4. Don’t let your specific limitations impede what you really enjoy. For example, if you experience vision loss and love to read, try the Library for the Blind and Physically Handicapped with their latest digital books on tape. If your physical disability prevents you from hiking, you might locate a nature walking group with accessible trails. [Example- the Massachusetts Audubon’s Arcadia Wildlife Sanctuary is a universally accessible sensory trail. This award winning quarter mile trail is designated foe access by wheelchairs, walkers, strollers, and includes 12 interpretive stops with content that is accessible via cell phone, text or Braille. Go to www.massaudobon.org.]
5. Take advantage of support groups, the opportunity to form new friendships, locating civic organizations, educational resources and adaptive aids. Life is too short…or too long without others to care about, so join! Life can be a banquet to “stuff yourself” with the kind of special interest knowledge you love. The easiest tasks for others may be the hardest for those of us with disabilities.

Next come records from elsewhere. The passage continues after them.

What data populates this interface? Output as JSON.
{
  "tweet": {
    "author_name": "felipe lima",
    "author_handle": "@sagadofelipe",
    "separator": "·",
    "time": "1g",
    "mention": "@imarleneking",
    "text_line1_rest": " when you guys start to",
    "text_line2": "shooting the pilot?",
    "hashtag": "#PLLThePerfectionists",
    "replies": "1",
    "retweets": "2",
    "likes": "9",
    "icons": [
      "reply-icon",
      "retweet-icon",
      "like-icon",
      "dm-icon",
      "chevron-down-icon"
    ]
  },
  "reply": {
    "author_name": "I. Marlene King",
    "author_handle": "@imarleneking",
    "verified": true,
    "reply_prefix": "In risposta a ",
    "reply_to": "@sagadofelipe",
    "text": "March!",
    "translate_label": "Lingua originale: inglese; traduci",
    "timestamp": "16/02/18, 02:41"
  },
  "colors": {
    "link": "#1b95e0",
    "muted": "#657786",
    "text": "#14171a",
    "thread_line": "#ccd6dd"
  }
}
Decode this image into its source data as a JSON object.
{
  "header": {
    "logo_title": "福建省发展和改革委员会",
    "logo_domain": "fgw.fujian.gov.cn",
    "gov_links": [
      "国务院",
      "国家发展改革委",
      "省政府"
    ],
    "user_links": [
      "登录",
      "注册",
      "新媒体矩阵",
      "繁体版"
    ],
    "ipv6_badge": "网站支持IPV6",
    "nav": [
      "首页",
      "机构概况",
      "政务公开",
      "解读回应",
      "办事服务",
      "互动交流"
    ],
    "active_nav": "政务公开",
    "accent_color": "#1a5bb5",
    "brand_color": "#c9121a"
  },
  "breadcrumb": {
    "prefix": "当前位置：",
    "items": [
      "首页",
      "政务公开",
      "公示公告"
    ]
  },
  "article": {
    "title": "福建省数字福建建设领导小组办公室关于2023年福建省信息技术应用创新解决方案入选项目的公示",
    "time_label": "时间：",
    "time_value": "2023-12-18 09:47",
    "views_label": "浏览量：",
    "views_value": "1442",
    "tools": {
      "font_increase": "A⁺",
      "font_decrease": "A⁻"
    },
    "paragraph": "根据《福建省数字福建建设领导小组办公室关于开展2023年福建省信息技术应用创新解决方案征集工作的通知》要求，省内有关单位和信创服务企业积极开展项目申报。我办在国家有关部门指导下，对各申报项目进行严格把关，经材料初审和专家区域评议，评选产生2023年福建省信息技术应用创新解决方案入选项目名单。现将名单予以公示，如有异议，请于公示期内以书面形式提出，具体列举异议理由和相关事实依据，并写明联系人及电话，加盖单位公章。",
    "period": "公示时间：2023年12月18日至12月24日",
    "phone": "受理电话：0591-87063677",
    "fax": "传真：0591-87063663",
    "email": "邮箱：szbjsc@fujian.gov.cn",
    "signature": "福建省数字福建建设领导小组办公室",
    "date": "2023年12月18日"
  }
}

[Ladyjustice examples- Hardest- buttoning, putting on earrings, socks or pantyhose… especially when you’re in a rush to get to work and should have left ten minutes ago! Ha!]
6. Don’t be afraid to ask for help when you need it! Others will respect you… Remember, the onus is on you as the disabled person, as you know your needs best. Don’t assume that the general public knows what to do for you. Some good samaritans will offer assistance, but don’t expect it. A pet peeve of this writer is when a person with a disability gets highly indignant when assistance isn’t offered… or is offered too frequently. [LJ’s philosophy – It’s always better to politely decline and thank them rather than be angry.]
7. If there is no help available (as frequently happens,) figure out a way to do it yourself! However, if “it” presents a danger, skip it altogether! This is also very important! This is an opportunity to get creative, particularly if the person with a disability lives alone. Had Ladyjustice waited for help over all of these years, she would virtually be sitting in a chair somewhere staring off into space without the benefit of her many accomplishments. If you give up at the first sign of a challenge, you are doomed to misery in the humble opinion of this writer!
8. Know your limits and stick to them. (Although they may change). This tip is significant! To know your limits is to know yourself. Be honest, be safe and don’t “show off for others” just to be part of your peer group. You will avoid injury, and will perhaps get to your destination a bit later…but who cares? Admittedly, LJ has difficulty with this one at times, as she believes she is Superwoman all the time! Such a fantasy! However, she is making a little progress. For instance, she no longer uses the escalator in the mall as it is too risky with the timing and balance thing. [Remember the phrase “step on the crack and break your father’s back? Well, substitute head injury in there…]
9. Don’t be complacent; “Poor me attitude” Self-advocate; If you don’t know how, learn… Two words says it all- Gabrielle Giffords!
10. If you are accustomed to being a very independent person, relish those times when you can appropriately be waited on… As disabled people, we are so often projecting our independence that we may forget that we deserve to be pampered occasionally, just like anyone else! Newsflash! There is a difference between occasional pampering (such as when you are on vacation) and having everything done for you “because you have a disability.” LadyJustice works so hard all the time that she has learned to accept what little pampering comes her way…as in a recent Carnival Cruise.
Thanks for listening!
You are doing so much for so many people, You are a special spirit and I am honored to by your friend.
Thank you so much for the compliment!
You are such a sweetheart and I have learned that Denny and you are indeed “special souls” to everyone you encounter!
‘So glad to have had the experience of the cruise!
Excellent points. I have other health challenges and feel that overcoming denial is the key. Keep on speaking out Donna, you make a lot of difference to a lot of people.